First, some ground-rules: I always walk as fast as I can without running or being rude (no pushing people out the way). I walk up any moving escalator, and I know my route very well, I take the shortest route to each platform and take the first available train.

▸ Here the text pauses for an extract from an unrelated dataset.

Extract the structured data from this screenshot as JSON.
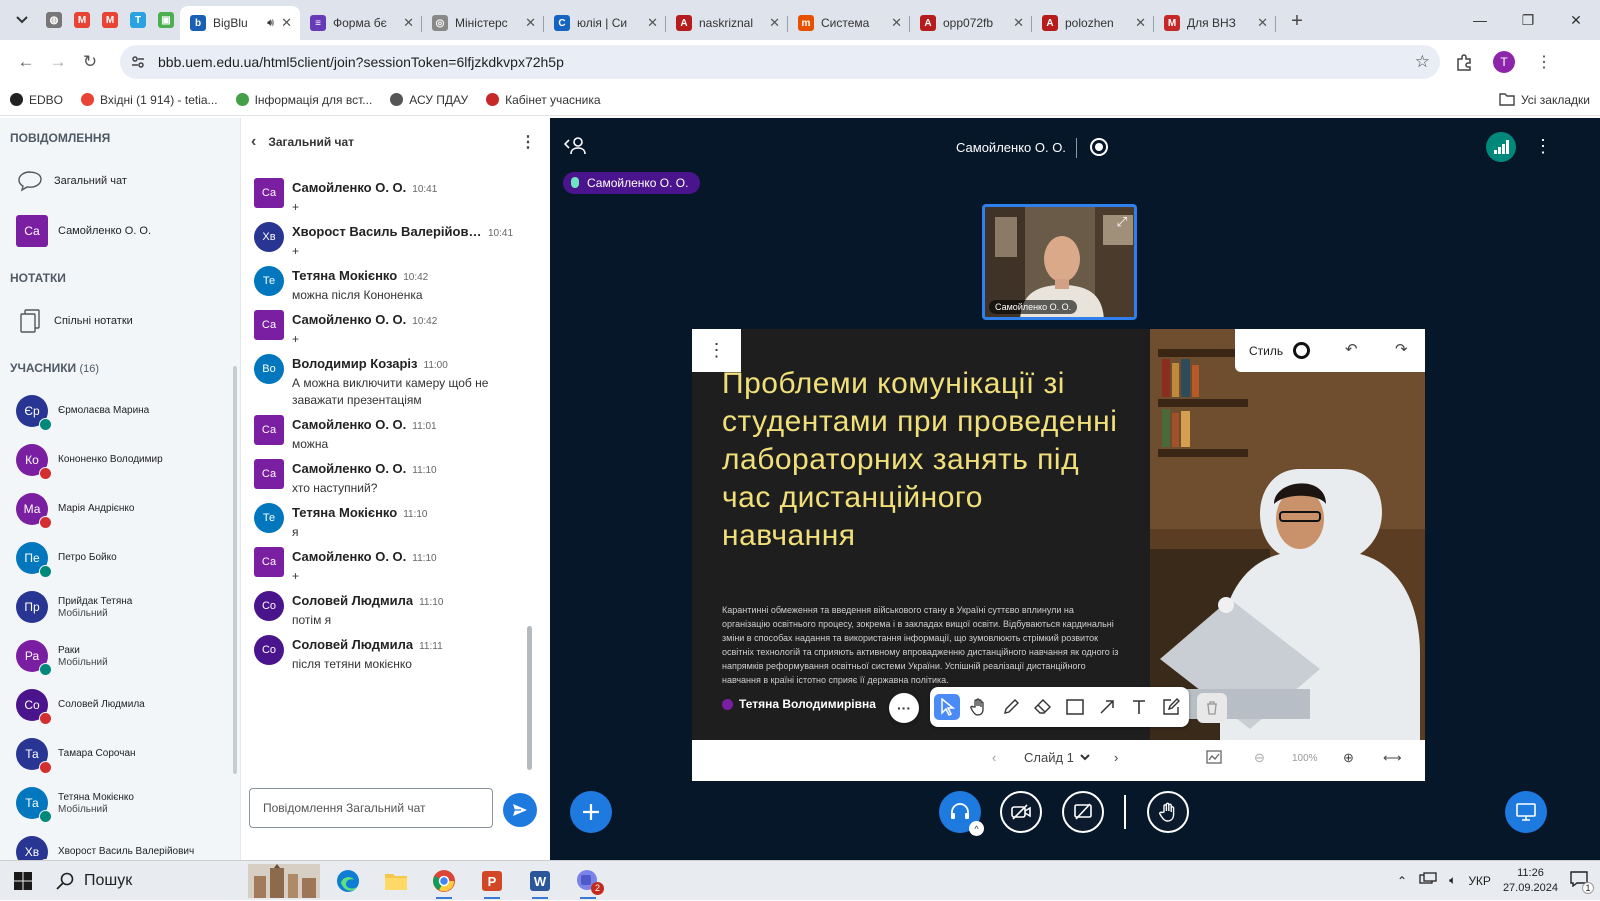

  • 09:21: Arrive at Waterloo station. Check the bus will be at stop F in 1 minute – if I want to make it to the bus, I need to get there now, but today, I’m racing the bus instead of taking it.
  • 09:24: I get down to the Waterloo & City line platform with a train ready and waiting for me.
  • 09:29: Arrive at Bank station. At the point I begin to even wonder why I bothered – it all seems to be going quite quick. Unfortunately though, because I jumped straight on the train at Waterloo, I am right at the back of it, so have to fight my way through people to get to the Northern Line.
  • 09:33: I get to the Northern Line platform and I can see the train coming into the platform. Timing has been great this morning for trains, because usually I end up waiting for a few minutes.
  • 09:40: I arrive at Angel station and I am thinking that I am probably way ahead of the bus. Unfrotunately there is only one up escalator, so “traffic” is a bit heavy, but I still make it up in the end.
  • 09:43: I walk out of Angel tube station and open up my app to check where the bus is. I look across the road and think “No! This only happens in movies and documentaries.” – I’m assuming this will be a different bus, but I check the registration number and it is – the bus beat me to Angel station!

The benefits of the bus far outweigh taking the tube every day. Firstly, I’ve just proved that it’s faster for me to get across central London by bus (obviously, there are many tube routes which are faster – possibly if I tried doing the same starting from Vauxhall, results would be different), I have mobile signal when I’m on the bus – the wifi access on the tube works, but only in stations and I couldn’t pick up any signal at Moorgate station. And then there’s all the stairs and walking, which might be good for some trying to stay healthy, but I really hate getting to work all sweaty and red in the face. And the bus has a view of London! That’s probably the best reason to take the bus.

The above experiment was done using bus times from the London Bus Pal application for Android. You can download it from the Google Play store here: https://play.google.com/store/apps/details?id=com.mulder.buspal

Take the bus!